§ What is required
Please repeat the data exactly, leaving nothing out.

Collected data entries

+---+

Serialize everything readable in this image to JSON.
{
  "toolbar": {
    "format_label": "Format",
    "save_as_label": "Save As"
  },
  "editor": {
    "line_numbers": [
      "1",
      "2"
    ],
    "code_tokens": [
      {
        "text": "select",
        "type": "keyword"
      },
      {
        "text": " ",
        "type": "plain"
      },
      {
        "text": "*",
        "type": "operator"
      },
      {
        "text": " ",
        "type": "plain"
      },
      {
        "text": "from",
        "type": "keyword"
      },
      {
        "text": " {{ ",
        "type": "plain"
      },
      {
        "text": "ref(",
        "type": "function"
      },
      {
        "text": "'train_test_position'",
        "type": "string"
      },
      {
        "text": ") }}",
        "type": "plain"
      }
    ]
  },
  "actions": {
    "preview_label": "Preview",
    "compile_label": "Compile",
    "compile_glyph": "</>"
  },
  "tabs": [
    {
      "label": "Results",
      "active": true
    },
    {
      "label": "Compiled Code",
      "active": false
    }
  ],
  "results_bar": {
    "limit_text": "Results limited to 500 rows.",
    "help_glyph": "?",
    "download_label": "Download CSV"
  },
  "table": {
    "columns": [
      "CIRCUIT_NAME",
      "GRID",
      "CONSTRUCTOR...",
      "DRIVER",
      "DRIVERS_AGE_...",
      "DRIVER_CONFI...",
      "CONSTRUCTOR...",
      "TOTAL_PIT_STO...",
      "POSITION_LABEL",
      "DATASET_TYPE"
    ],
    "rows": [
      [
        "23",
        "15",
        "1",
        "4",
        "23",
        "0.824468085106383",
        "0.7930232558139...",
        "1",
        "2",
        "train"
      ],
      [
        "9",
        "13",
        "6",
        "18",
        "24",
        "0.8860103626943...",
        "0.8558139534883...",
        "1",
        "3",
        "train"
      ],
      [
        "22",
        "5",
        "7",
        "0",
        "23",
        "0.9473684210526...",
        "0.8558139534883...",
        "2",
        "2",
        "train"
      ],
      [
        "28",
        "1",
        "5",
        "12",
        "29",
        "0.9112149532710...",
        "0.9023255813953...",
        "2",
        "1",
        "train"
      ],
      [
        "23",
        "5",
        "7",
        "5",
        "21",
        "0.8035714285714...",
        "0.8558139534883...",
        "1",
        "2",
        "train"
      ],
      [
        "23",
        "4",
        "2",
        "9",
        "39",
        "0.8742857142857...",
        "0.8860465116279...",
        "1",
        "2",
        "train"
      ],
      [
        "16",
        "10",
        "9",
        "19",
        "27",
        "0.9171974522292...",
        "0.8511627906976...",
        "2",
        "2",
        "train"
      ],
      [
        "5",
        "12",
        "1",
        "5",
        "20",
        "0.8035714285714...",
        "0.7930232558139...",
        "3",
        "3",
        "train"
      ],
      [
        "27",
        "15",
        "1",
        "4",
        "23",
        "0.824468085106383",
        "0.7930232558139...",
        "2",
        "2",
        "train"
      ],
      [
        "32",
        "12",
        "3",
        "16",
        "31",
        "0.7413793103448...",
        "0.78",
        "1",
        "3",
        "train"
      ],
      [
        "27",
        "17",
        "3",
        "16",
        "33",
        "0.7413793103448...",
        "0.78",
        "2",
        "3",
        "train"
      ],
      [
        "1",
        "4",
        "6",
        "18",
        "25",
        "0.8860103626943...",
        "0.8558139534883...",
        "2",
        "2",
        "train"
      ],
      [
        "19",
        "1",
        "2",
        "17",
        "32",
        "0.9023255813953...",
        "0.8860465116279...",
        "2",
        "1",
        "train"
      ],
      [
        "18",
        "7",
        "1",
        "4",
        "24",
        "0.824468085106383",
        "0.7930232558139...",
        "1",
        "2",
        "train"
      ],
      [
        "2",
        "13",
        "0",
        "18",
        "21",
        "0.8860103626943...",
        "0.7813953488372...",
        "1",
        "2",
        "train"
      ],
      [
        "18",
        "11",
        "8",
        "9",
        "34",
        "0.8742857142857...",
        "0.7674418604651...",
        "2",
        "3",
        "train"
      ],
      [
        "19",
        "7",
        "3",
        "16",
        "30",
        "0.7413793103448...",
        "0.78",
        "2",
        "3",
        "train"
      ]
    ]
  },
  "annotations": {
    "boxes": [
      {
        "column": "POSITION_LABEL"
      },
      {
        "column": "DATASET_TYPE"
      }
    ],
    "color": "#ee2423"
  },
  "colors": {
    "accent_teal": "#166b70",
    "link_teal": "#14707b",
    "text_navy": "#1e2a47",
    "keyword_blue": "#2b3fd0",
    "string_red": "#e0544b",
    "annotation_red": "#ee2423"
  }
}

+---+

§ Answer for the task
Serialize everything readable in this image to JSON.
{
  "toolbar": {
    "format_label": "Format",
    "save_as_label": "Save As"
  },
  "editor": {
    "line_numbers": [
      "1",
      "2"
    ],
    "code_tokens": [
      {
        "text": "select",
        "type": "keyword"
      },
      {
        "text": " ",
        "type": "plain"
      },
      {
        "text": "*",
        "type": "operator"
      },
      {
        "text": " ",
        "type": "plain"
      },
      {
        "text": "from",
        "type": "keyword"
      },
      {
        "text": " {{ ",
        "type": "plain"
      },
      {
        "text": "ref(",
        "type": "function"
      },
      {
        "text": "'train_test_position'",
        "type": "string"
      },
      {
        "text": ") }}",
        "type": "plain"
      }
    ]
  },
  "actions": {
    "preview_label": "Preview",
    "compile_label": "Compile",
    "compile_glyph": "</>"
  },
  "tabs": [
    {
      "label": "Results",
      "active": true
    },
    {
      "label": "Compiled Code",
      "active": false
    }
  ],
  "results_bar": {
    "limit_text": "Results limited to 500 rows.",
    "help_glyph": "?",
    "download_label": "Download CSV"
  },
  "table": {
    "columns": [
      "CIRCUIT_NAME",
      "GRID",
      "CONSTRUCTOR...",
      "DRIVER",
      "DRIVERS_AGE_...",
      "DRIVER_CONFI...",
      "CONSTRUCTOR...",
      "TOTAL_PIT_STO...",
      "POSITION_LABEL",
      "DATASET_TYPE"
    ],
    "rows": [
      [
        "23",
        "15",
        "1",
        "4",
        "23",
        "0.824468085106383",
        "0.7930232558139...",
        "1",
        "2",
        "train"
      ],
      [
        "9",
        "13",
        "6",
        "18",
        "24",
        "0.8860103626943...",
        "0.8558139534883...",
        "1",
        "3",
        "train"
      ],
      [
        "22",
        "5",
        "7",
        "0",
        "23",
        "0.9473684210526...",
        "0.8558139534883...",
        "2",
        "2",
        "train"
      ],
      [
        "28",
        "1",
        "5",
        "12",
        "29",
        "0.9112149532710...",
        "0.9023255813953...",
        "2",
        "1",
        "train"
      ],
      [
        "23",
        "5",
        "7",
        "5",
        "21",
        "0.8035714285714...",
        "0.8558139534883...",
        "1",
        "2",
        "train"
      ],
      [
        "23",
        "4",
        "2",
        "9",
        "39",
        "0.8742857142857...",
        "0.8860465116279...",
        "1",
        "2",
        "train"
      ],
      [
        "16",
        "10",
        "9",
        "19",
        "27",
        "0.9171974522292...",
        "0.8511627906976...",
        "2",
        "2",
        "train"
      ],
      [
        "5",
        "12",
        "1",
        "5",
        "20",
        "0.8035714285714...",
        "0.7930232558139...",
        "3",
        "3",
        "train"
      ],
      [
        "27",
        "15",
        "1",
        "4",
        "23",
        "0.824468085106383",
        "0.7930232558139...",
        "2",
        "2",
        "train"
      ],
      [
        "32",
        "12",
        "3",
        "16",
        "31",
        "0.7413793103448...",
        "0.78",
        "1",
        "3",
        "train"
      ],
      [
        "27",
        "17",
        "3",
        "16",
        "33",
        "0.7413793103448...",
        "0.78",
        "2",
        "3",
        "train"
      ],
      [
        "1",
        "4",
        "6",
        "18",
        "25",
        "0.8860103626943...",
        "0.8558139534883...",
        "2",
        "2",
        "train"
      ],
      [
        "19",
        "1",
        "2",
        "17",
        "32",
        "0.9023255813953...",
        "0.8860465116279...",
        "2",
        "1",
        "train"
      ],
      [
        "18",
        "7",
        "1",
        "4",
        "24",
        "0.824468085106383",
        "0.7930232558139...",
        "1",
        "2",
        "train"
      ],
      [
        "2",
        "13",
        "0",
        "18",
        "21",
        "0.8860103626943...",
        "0.7813953488372...",
        "1",
        "2",
        "train"
      ],
      [
        "18",
        "11",
        "8",
        "9",
        "34",
        "0.8742857142857...",
        "0.7674418604651...",
        "2",
        "3",
        "train"
      ],
      [
        "19",
        "7",
        "3",
        "16",
        "30",
        "0.7413793103448...",
        "0.78",
        "2",
        "3",
        "train"
      ]
    ]
  },
  "annotations": {
    "boxes": [
      {
        "column": "POSITION_LABEL"
      },
      {
        "column": "DATASET_TYPE"
      }
    ],
    "color": "#ee2423"
  },
  "colors": {
    "accent_teal": "#166b70",
    "link_teal": "#14707b",
    "text_navy": "#1e2a47",
    "keyword_blue": "#2b3fd0",
    "string_red": "#e0544b",
    "annotation_red": "#ee2423"
  }
}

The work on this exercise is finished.